Your assignment
Each record is to be copied exactly, with its pictures left behind.

Data shown
+ + + +
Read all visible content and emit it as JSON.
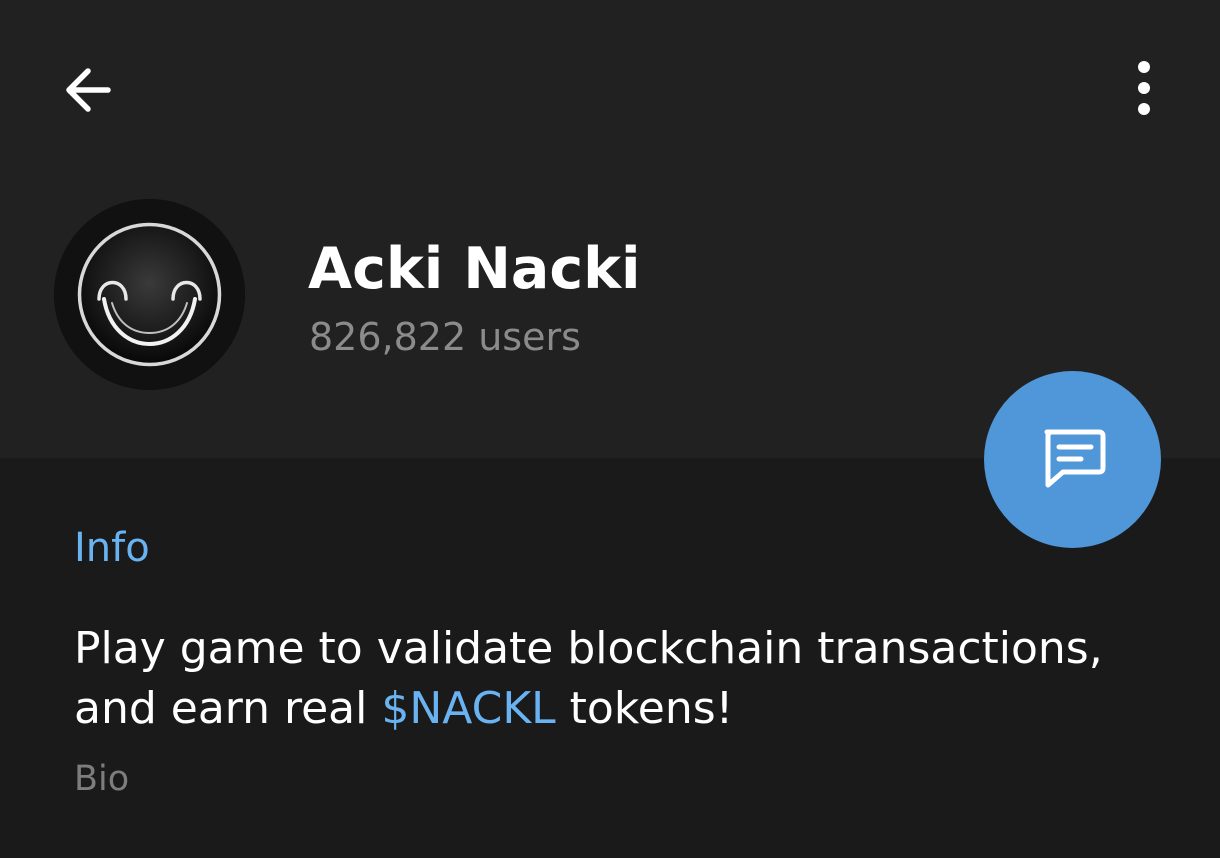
{
  "header": {
    "back_icon": "arrow-left-icon",
    "menu_icon": "more-vertical-icon",
    "title": "Acki Nacki",
    "subtitle": "826,822 users",
    "avatar_icon": "smiling-face-logo"
  },
  "fab": {
    "icon": "message-icon",
    "color": "#4f97d8"
  },
  "info": {
    "section_label": "Info",
    "bio_text_part1": "Play game to validate blockchain transactions, and earn real ",
    "bio_link": "$NACKL",
    "bio_text_part2": " tokens!",
    "bio_caption": "Bio"
  },
  "colors": {
    "background": "#1a1a1a",
    "header_background": "#212121",
    "accent": "#6ab3f3",
    "secondary_text": "#8b8b8b"
  }
}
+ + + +
Task output
Read all visible content and emit it as JSON.
{
  "header": {
    "back_icon": "arrow-left-icon",
    "menu_icon": "more-vertical-icon",
    "title": "Acki Nacki",
    "subtitle": "826,822 users",
    "avatar_icon": "smiling-face-logo"
  },
  "fab": {
    "icon": "message-icon",
    "color": "#4f97d8"
  },
  "info": {
    "section_label": "Info",
    "bio_text_part1": "Play game to validate blockchain transactions, and earn real ",
    "bio_link": "$NACKL",
    "bio_text_part2": " tokens!",
    "bio_caption": "Bio"
  },
  "colors": {
    "background": "#1a1a1a",
    "header_background": "#212121",
    "accent": "#6ab3f3",
    "secondary_text": "#8b8b8b"
  }
}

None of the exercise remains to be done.